The Faculty of Medicine and Health Sciences (FMHS) was well represented at this year’s McGill Alumni Association (MAA) Honour & Awards Celebration, which celebrates the work of students, faculty and staff, as well as of alumni and friends, who have made a significant impact on the University and community at large.


Sidney Leggett, who is Métis, an MSc student in the Department of Epidemiology, Biostatistics and Occupational Health at the School of Population and Global Health and a McCall MacBain Scholar, won the Chancellor Gretta Chambers Student Leadership Award for co-creating a course that offers graduate students at the School a wide-ranging introduction to Indigenous health.


Prior to the ceremony, which was held on May 7, 2024, at Le 9e, the recently restored Art Deco restaurant in the old Eaton’s department store, FMHS Focus caught up with Leggett.


Charting a new course

Sidney Leggett co-created with Josh Swain (MSc’23) and Vivian Qiang, along with faculty members from the FMHS, the course “Indigenous World Views in Health Delivery and Research,” which uses the prism of colonialism to better understand present-day Indigenous health.


Leggett calls it a crash course in relationship building with the Indigenous community. It’s hoped that offering more Indigenous-led classes will foster more inclusivity in the health professions and attract more Indigenous students to fields such as epidemiology and public health.


Her goal is to increase future policymakers’ awareness of Indigenous health care. Leggett expects that most alumni working in Canadian public health policy will eventually cross paths with the topic.


“If you don’t have an understanding of what Indigenous people of Canada went through with colonization and where the research climate is today, you’re going to make uninformed policy decisions left and right.”


She says the course, which she co-taught, also incorporates the research concept that sees communities as being fully capable of identifying their health priorities.


That’s something she will be putting into practice this summer as she returns to her native Winnipeg to work at the First Nations Health & Social Secretariat of Manitoba. While there, she will complete her master’s research, which concerns the opioid epidemic during the COVID-19 pandemic in First Nations communities in Manitoba.


 “I will be meeting with knowledge keepers to get a deeper understanding of what was happening in those times.” She hopes her research can help leaders in future crisis planning.


Leggett found her stride after switching from engineering at the University of Victoria to computer science at the University of Winnipeg.

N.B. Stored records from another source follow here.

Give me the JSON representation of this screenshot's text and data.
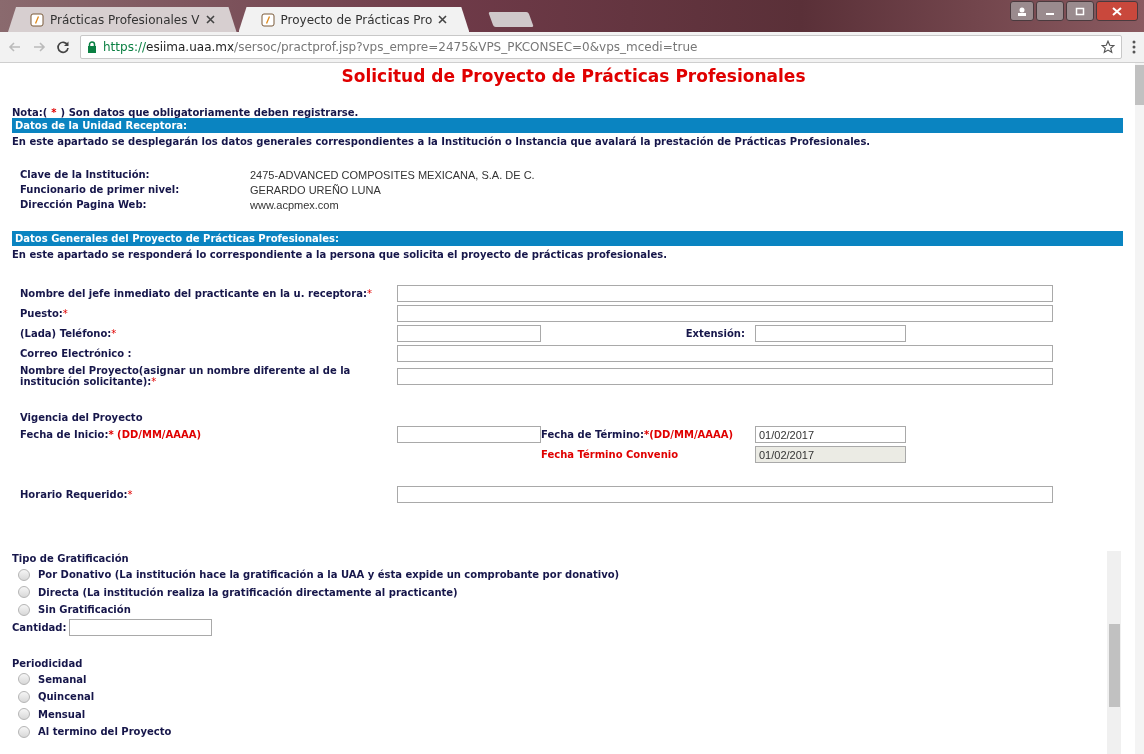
{
  "browser": {
    "tabs": [
      {
        "title": "Prácticas Profesionales V",
        "selected": false
      },
      {
        "title": "Proyecto de Prácticas Pro",
        "selected": true
      }
    ],
    "url": {
      "scheme": "https://",
      "host": "esiima.uaa.mx",
      "path": "/sersoc/practprof.jsp?vps_empre=2475&VPS_PKCONSEC=0&vps_mcedi=true"
    }
  },
  "title": "Solicitud de Proyecto de Prácticas Profesionales",
  "note": {
    "before": "Nota:(",
    "mark": "*",
    "after": ") Son datos que obligatoriamente deben registrarse."
  },
  "receptora": {
    "heading": "Datos de la Unidad Receptora:",
    "description": "En este apartado se desplegarán los datos generales correspondientes a la Institución o Instancia que avalará la prestación de Prácticas Profesionales.",
    "rows": [
      {
        "label": "Clave de la Institución:",
        "value": "2475-ADVANCED COMPOSITES MEXICANA, S.A. DE C."
      },
      {
        "label": "Funcionario de primer nivel:",
        "value": "GERARDO UREÑO LUNA"
      },
      {
        "label": "Dirección Pagina Web:",
        "value": "www.acpmex.com"
      }
    ]
  },
  "proyecto": {
    "heading": "Datos Generales del Proyecto de Prácticas Profesionales:",
    "description": "En este apartado se responderá lo correspondiente a la persona que solicita el proyecto de prácticas profesionales.",
    "fields": [
      {
        "kind": "wide",
        "label": "Nombre del jefe inmediato del practicante en la u. receptora:",
        "mark": "*"
      },
      {
        "kind": "wide",
        "label": "Puesto:",
        "mark": "*"
      },
      {
        "kind": "split",
        "label": "(Lada) Teléfono:",
        "mark": "*",
        "second_label": "Extensión:"
      },
      {
        "kind": "wide",
        "label": "Correo Electrónico :"
      },
      {
        "kind": "wide",
        "label": "Nombre del Proyecto(asignar un nombre diferente al de la institución solicitante):",
        "mark": "*"
      }
    ],
    "vigencia": {
      "heading": "Vigencia del Proyecto",
      "start_label": "Fecha de Inicio:",
      "start_hint": "* (DD/MM/AAAA)",
      "end_label": "Fecha de Término:",
      "end_hint": "*(DD/MM/AAAA)",
      "end_value": "01/02/2017",
      "convenio_label": "Fecha Término Convenio",
      "convenio_value": "01/02/2017",
      "convenio_disabled": true
    },
    "horario": {
      "label": "Horario Requerido:",
      "mark": "*"
    }
  },
  "gratificacion": {
    "heading": "Tipo de Gratificación",
    "options": [
      {
        "label": "Por Donativo (La institución hace la gratificación a la UAA y ésta expide un comprobante por donativo)",
        "selected": false
      },
      {
        "label": "Directa (La institución realiza la gratificación directamente al practicante)",
        "selected": false
      },
      {
        "label": "Sin Gratificación",
        "selected": false
      }
    ],
    "amount_label": "Cantidad:"
  },
  "periodicidad": {
    "heading": "Periodicidad",
    "options": [
      {
        "label": "Semanal",
        "selected": false
      },
      {
        "label": "Quincenal",
        "selected": false
      },
      {
        "label": "Mensual",
        "selected": false
      },
      {
        "label": "Al termino del Proyecto",
        "selected": false
      }
    ]
  }
}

Her newfound talent for data and design helped revitalize the website at Turtle Lodge, run by the Sagkeeng First Nation, located 120 km north of Winnipeg. She also built what she called a story-catching site, sharing stories of Indigenous youth.


Leggett cites both her parents, Shannon and Sean, for the encouragement and examples that have led her to where she is now.


Her father is the director of mental health and addictions treatment and recovery for the Government of Manitoba. “His whole career path ended up following an advocacy route, doing addictions counselling and moving through the mental health and addictions world in government.” Her mother, she says, helped her stay authentic. “She passed on the importance of family and how to incorporate good values into the work I do. And to not take it too seriously.” 


A version of this article appeared in the May 27 edition of FMHS Focus. 



Students take lead in developing Indigenous Health course